▶

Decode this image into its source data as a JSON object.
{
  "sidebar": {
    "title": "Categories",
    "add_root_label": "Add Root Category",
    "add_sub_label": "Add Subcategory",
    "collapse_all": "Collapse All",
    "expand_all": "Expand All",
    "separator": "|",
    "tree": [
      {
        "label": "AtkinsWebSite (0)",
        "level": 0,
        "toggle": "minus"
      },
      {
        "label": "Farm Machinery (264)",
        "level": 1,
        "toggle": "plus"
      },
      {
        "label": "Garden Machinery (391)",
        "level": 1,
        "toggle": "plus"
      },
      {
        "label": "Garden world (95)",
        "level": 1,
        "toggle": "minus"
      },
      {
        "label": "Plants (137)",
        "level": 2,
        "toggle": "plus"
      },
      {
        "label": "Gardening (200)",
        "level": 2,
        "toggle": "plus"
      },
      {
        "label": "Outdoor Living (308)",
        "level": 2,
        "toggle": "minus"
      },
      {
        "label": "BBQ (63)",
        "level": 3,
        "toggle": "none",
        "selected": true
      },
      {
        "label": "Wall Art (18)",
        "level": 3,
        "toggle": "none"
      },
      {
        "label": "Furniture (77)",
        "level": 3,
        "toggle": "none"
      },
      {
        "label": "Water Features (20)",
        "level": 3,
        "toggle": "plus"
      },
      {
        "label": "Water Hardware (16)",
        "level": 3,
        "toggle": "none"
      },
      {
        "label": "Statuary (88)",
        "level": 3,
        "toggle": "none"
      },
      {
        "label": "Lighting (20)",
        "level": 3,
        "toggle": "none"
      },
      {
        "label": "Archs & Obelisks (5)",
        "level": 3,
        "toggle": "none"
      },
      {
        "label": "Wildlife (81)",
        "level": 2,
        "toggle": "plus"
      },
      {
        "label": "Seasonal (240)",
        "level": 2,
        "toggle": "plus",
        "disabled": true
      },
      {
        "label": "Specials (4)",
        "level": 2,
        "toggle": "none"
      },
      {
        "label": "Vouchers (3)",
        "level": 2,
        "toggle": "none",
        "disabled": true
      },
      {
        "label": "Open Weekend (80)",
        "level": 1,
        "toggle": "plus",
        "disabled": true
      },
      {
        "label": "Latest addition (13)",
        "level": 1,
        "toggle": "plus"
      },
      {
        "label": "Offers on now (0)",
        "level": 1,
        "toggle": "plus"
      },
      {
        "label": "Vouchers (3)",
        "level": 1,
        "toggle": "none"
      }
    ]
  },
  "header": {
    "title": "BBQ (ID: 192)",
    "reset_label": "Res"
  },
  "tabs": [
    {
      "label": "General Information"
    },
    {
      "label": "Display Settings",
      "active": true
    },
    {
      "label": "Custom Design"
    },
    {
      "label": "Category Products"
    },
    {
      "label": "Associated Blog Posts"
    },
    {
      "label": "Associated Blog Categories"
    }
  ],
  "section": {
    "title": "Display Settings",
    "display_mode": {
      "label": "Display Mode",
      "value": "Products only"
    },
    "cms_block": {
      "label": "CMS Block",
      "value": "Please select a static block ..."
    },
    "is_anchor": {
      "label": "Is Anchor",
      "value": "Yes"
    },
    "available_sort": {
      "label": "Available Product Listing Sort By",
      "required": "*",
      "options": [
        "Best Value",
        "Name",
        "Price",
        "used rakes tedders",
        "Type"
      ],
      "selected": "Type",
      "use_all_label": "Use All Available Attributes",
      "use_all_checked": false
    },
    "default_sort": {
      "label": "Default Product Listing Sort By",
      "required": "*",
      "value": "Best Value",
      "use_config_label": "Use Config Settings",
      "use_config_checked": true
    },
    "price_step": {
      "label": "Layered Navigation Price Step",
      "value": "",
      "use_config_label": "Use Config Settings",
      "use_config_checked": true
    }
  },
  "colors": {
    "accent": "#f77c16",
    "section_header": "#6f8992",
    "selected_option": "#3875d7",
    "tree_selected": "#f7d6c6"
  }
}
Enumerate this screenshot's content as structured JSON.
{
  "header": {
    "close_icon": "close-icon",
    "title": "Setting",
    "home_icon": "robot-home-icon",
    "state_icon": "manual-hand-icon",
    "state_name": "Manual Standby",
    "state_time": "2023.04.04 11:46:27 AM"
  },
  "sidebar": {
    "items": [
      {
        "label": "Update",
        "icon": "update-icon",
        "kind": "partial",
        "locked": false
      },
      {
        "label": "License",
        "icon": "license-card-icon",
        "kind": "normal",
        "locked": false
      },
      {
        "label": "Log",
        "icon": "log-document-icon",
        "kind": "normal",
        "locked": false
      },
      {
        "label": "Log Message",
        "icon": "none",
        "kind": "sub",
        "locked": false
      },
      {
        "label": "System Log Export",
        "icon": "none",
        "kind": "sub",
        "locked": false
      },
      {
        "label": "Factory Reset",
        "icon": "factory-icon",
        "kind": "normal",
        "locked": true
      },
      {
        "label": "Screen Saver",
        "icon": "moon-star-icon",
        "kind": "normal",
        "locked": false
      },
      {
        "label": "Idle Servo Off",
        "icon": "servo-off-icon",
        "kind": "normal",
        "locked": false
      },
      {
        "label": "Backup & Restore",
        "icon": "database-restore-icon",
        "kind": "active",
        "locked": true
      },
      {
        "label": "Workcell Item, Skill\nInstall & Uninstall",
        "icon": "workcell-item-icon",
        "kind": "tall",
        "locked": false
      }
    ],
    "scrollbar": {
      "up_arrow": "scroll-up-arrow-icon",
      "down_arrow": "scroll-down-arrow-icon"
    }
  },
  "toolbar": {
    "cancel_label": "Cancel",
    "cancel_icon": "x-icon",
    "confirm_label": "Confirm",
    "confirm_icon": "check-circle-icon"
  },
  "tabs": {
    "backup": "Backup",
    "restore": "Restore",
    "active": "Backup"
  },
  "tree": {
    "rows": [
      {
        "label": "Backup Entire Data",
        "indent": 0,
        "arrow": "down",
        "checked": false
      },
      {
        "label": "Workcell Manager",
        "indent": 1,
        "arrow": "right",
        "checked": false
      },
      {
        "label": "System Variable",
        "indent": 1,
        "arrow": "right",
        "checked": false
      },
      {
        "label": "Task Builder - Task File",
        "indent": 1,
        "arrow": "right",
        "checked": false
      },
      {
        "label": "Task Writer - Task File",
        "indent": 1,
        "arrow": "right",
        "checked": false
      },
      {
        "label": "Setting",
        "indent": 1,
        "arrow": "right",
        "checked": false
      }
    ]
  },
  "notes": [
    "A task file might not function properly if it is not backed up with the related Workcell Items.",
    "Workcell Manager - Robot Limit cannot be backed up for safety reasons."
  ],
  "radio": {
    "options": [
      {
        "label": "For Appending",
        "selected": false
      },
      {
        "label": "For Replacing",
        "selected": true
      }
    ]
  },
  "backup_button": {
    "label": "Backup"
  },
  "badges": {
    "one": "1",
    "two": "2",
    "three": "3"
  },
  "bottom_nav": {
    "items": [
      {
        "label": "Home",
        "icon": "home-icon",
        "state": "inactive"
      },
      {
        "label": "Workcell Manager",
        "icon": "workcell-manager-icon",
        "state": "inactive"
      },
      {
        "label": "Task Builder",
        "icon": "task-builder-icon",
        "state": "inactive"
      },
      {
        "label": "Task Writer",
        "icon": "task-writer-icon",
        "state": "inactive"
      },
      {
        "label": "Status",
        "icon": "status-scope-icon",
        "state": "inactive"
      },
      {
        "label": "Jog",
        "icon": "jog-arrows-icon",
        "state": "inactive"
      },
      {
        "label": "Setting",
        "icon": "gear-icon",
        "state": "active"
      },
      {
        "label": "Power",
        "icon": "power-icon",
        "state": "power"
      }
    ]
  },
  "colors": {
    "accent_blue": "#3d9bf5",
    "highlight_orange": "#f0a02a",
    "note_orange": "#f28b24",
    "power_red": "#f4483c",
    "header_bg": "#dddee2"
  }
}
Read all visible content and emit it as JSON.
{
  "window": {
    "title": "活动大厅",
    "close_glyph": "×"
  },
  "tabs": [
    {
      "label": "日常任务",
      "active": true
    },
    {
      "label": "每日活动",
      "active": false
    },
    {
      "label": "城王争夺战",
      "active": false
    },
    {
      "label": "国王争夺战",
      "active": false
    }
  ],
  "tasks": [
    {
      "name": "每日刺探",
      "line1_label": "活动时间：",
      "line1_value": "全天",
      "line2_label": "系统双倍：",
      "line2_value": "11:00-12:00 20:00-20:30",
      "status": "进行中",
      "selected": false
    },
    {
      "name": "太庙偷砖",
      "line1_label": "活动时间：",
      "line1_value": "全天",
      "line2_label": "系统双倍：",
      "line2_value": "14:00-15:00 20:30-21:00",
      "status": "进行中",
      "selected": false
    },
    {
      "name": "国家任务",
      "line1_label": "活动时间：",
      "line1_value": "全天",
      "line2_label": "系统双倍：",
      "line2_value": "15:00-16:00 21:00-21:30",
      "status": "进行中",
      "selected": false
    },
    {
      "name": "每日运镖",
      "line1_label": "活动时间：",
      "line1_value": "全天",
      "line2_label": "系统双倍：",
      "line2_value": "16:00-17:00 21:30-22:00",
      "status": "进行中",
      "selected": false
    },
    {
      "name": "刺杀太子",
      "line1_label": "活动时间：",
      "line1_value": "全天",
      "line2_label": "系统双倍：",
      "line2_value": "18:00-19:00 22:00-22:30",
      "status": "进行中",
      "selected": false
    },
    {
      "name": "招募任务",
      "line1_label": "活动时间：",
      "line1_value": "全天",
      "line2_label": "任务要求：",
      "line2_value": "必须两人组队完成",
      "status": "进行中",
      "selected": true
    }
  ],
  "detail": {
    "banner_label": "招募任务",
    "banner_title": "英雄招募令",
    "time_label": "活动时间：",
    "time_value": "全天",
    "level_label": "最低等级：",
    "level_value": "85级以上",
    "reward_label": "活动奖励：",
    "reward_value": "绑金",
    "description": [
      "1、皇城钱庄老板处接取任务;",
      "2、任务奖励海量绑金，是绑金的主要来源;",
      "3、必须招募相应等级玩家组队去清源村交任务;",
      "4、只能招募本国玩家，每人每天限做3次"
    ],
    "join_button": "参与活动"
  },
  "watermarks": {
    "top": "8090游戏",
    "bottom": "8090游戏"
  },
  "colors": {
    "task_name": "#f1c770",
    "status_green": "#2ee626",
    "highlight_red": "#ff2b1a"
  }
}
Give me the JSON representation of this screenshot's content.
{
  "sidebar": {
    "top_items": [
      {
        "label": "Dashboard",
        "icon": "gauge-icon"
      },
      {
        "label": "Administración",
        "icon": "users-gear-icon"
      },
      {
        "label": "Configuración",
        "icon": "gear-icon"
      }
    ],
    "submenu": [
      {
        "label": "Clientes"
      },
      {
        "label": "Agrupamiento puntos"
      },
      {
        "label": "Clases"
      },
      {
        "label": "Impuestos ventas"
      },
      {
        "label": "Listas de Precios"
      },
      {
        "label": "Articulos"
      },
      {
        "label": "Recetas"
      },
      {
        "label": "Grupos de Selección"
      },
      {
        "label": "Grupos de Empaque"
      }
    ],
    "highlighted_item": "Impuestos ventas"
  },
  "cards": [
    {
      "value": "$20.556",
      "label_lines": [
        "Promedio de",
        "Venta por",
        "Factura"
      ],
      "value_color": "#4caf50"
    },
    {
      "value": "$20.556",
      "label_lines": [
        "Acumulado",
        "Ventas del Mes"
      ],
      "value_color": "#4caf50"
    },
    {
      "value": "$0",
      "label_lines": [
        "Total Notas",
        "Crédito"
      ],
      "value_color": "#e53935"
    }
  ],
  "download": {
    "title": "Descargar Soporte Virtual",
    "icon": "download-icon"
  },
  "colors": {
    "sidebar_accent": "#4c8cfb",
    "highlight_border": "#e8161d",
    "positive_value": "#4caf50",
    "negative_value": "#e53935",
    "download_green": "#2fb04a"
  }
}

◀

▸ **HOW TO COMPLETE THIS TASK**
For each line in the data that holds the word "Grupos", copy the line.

▸ **WRITTEN ANSWER**
        "label": "Grupos de Selección"
        "label": "Grupos de Empaque"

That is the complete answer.